President Bush initially defined “victory in Iraq” as “helping the Iraqi people defeat the terrorists and build an inclusive democratic state,” such that Iraq would be “peaceful, united, stable, and secure, well integrated into the international community, and a full partner in the global war on terrorism.”
Most of those goals were fanciful and immaterial to the promotion of American national security. That is the most important lesson learned. Yet, Jeb Bush reaffirms his brother’s dubious linkage of our security and Iraq’s. On Wednesday, he opined that Iraq demonstrates the need to “have a strategy of security,” and that, while this broke down for a time, his brother had “solved that mess with the surge and created when he left a much more stable Iraq.”
This, again, is a candidate’s argument. Bush is retailing the specious claim, often voiced by Senator John McCain, that the troop surge ordered by President Bush in 2007 had the Iraq War “won.” Therefore, so the story goes, it was President Obama who “lost” the war by failing to leave a residual force behind to preserve the security gains.
As retired Army General Daniel Bolger compellingly explains in his recent memoir, Why We Lost: A General’s Inside Account of the Iraq and Afghanistan Wars, the surge did not win the war. It merely slowed the descent into chaos. It bought time to allow the Iraqis another chance to overcome their internecine savagery. But by any measure, the Iraq War was, by then, a failure — whether we use President Bush’s lofty above-quoted aims, or we simply compare what America’s security situation was before our troops invaded with what it was after they left.
The surge was an exercise in mitigation. There was no plan to deal with Iran, which the bipartisan Beltway was then regarding as a potential stabilizing influence even as the mullahs fueled anti-American jihadists. There was nothing close to a commitment to the kind of resource-intensive, open-ended occupation that would have been required to turn Iraq into an American asset in the fight against radical Islam.
You cannot end a war that the enemy is still fighting by picking up and leaving. The jihad is not over.
Jeb Bush is not alone in failing to grapple with these failures. All of us who supported the Iraq invasion must answer for them. Could we realistically have just toppled Saddam and departed without being enmeshed in the aftermath, leaving the Iraqis to figure it out for themselves? And even if we could have avoided the immense sacrifices of blood and treasure, would ousting Saddam have been a victory in the war if the net effect were to increase the influence of Iran — a more consequential enabler of jihadist terror?
It was appalling for President Obama, elevating ideological animus over national interest, to discard the heroically won achievements of our troops. Charles Krauthammer is right to urge that, regardless of whether one believes Iraq was a worthy cause, the current president owed us his best effort at playing the hand he was dealt: circumstances that gave him an opportunity to pressure Iraq into accepting an American presence that could have served our strategic interests. Obama squandered it — contributing mightily to the resurgence of al-Qaeda and the emergence of ISIS, even as he appeases and empowers Iran.

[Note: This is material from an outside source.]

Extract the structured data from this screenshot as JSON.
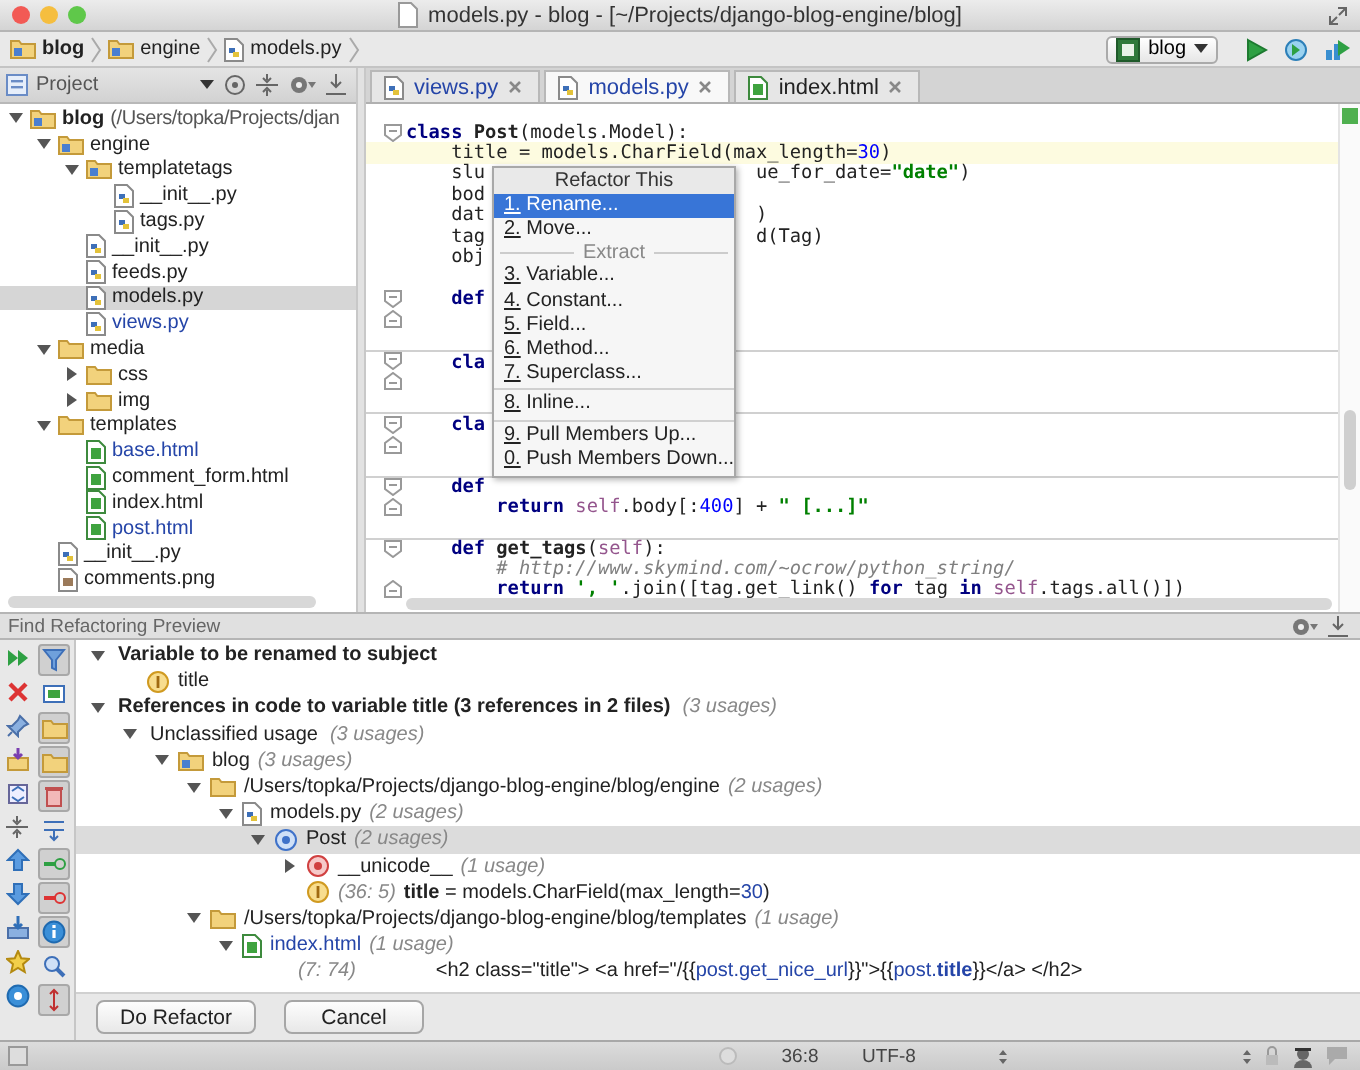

Still, the most important thing to remember about Obama is what we have been saying since he withdrew from Iraq: You cannot end a war that the enemy is still fighting by picking up and leaving. The jihad is not over. That means it is not conclusively lost, but it is also not nearly done with us. The next president will have difficult decisions to make. Making the right ones will require correcting the wrong ones.